FINANCIER of the command agriculture programme Sakunda Holdings says government should crack the whip on farmers who abuse inputs and default on repayments.
While the program is credited with ensuring the country became self sufficient in maize production it has been marred by accusations of abuse by farmers and the politically connected. The programme is funded to the tune of $500m.
Sakunda chief operating officer Mberikwazvo Chitambo, said while a significant proportion of farmers under the command program honored their contracts they was need to ensure undeserving recipients are removed and reduce pressure on the fiscus.
He said during follow up visits to beneficiaries of the command programme some farmers would have sold their inputs.
“We are now in the third year of supporting this programme and we are asking government to give support to deserving beneficiaries and those who are abusing should be brought to book regardless of their standing in the community and connections, we are now working on mechanizing our agriculture and providing equipment like centre pivots made locally and we are saying to government these should be allocated to deserving beneficiaries,” said Chitambo while speaking at the Zimbabwe Wheat Board Conference..
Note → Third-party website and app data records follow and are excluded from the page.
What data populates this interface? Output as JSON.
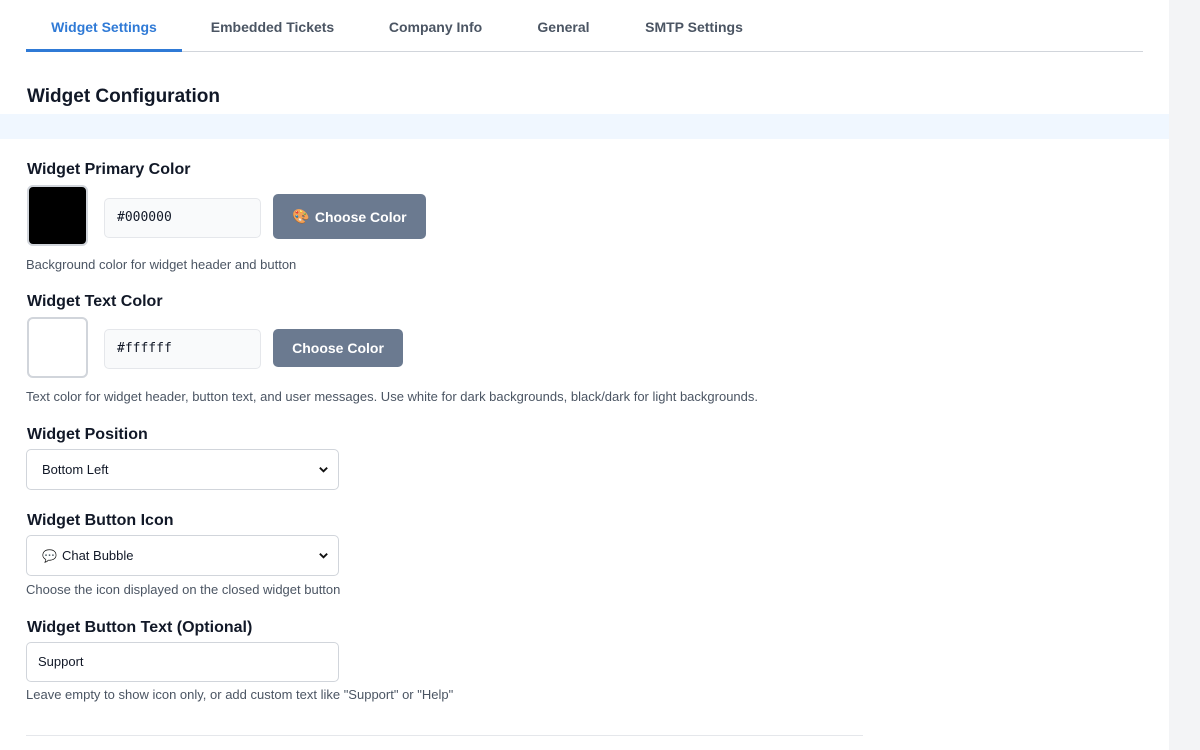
{
  "tabs": [
    {
      "label": "Widget Settings",
      "active": true
    },
    {
      "label": "Embedded Tickets",
      "active": false
    },
    {
      "label": "Company Info",
      "active": false
    },
    {
      "label": "General",
      "active": false
    },
    {
      "label": "SMTP Settings",
      "active": false
    }
  ],
  "section_title": "Widget Configuration",
  "primary_color": {
    "label": "Widget Primary Color",
    "value": "#000000",
    "swatch": "#000000",
    "button_label": "Choose Color",
    "button_icon": "palette-icon",
    "help": "Background color for widget header and button"
  },
  "text_color": {
    "label": "Widget Text Color",
    "value": "#ffffff",
    "swatch": "#ffffff",
    "button_label": "Choose Color",
    "help": "Text color for widget header, button text, and user messages. Use white for dark backgrounds, black/dark for light backgrounds."
  },
  "position": {
    "label": "Widget Position",
    "selected": "Bottom Left"
  },
  "button_icon": {
    "label": "Widget Button Icon",
    "selected": "Chat Bubble",
    "selected_icon": "chat-bubble-icon",
    "help": "Choose the icon displayed on the closed widget button"
  },
  "button_text": {
    "label": "Widget Button Text (Optional)",
    "value": "Support",
    "help": "Leave empty to show icon only, or add custom text like \"Support\" or \"Help\""
  },
  "colors": {
    "accent": "#2f7ad6",
    "button": "#6b7a90",
    "band": "#f0f7ff"
  }
}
He said Sakunda remained committed to support the programme but the unavailability of foreign currency continued to hamstring their efforts.
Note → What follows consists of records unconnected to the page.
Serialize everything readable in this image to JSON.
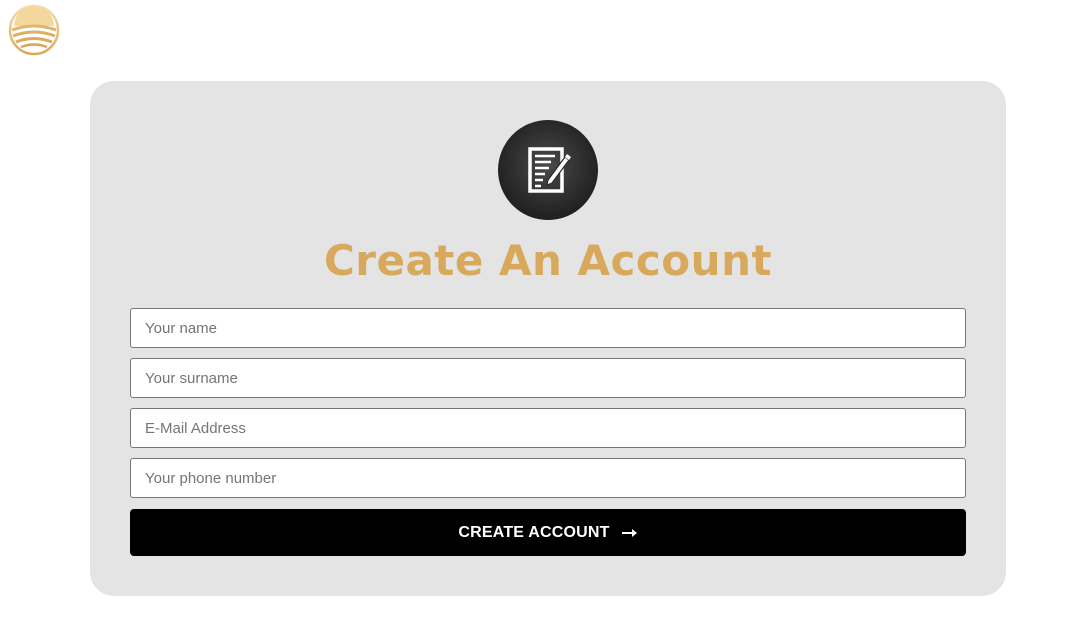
{
  "logo": {
    "icon": "sun-horizon-logo-icon",
    "colors": [
      "#e9c07a",
      "#f4dba4",
      "#d8a95c"
    ]
  },
  "form": {
    "icon": "signup-form-icon",
    "title": "Create An Account",
    "fields": {
      "name_placeholder": "Your name",
      "surname_placeholder": "Your surname",
      "email_placeholder": "E-Mail Address",
      "phone_placeholder": "Your phone number"
    },
    "submit_label": "CREATE ACCOUNT",
    "submit_icon": "arrow-right-icon"
  },
  "colors": {
    "card_background": "#e4e4e4",
    "title": "#d8a95c",
    "button": "#000000"
  }
}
Principal Director Crop and livestock development Joseph Gondo who also spoke at the conference said government was aware of the defaulting farmers and authorities will take action to recover what is owed.
“Government has a list of the credible farmers and those who are failing will be chucked out, ultimately the list will be given to banks to support farmers so it is important for farmers to honor their contracts”.
In the Transitional Stability Programme (TSP) government intends to gradually reduce its involvement and allow greater private sector support for agriculture programmes.
Finance minister Mthuli Ncube said beyond 2020 government will focus on supporting vulnerable households, while private sector and commercial bank will be required to fully take up its rightful role of adequately funding agriculture particularly A2 farmers.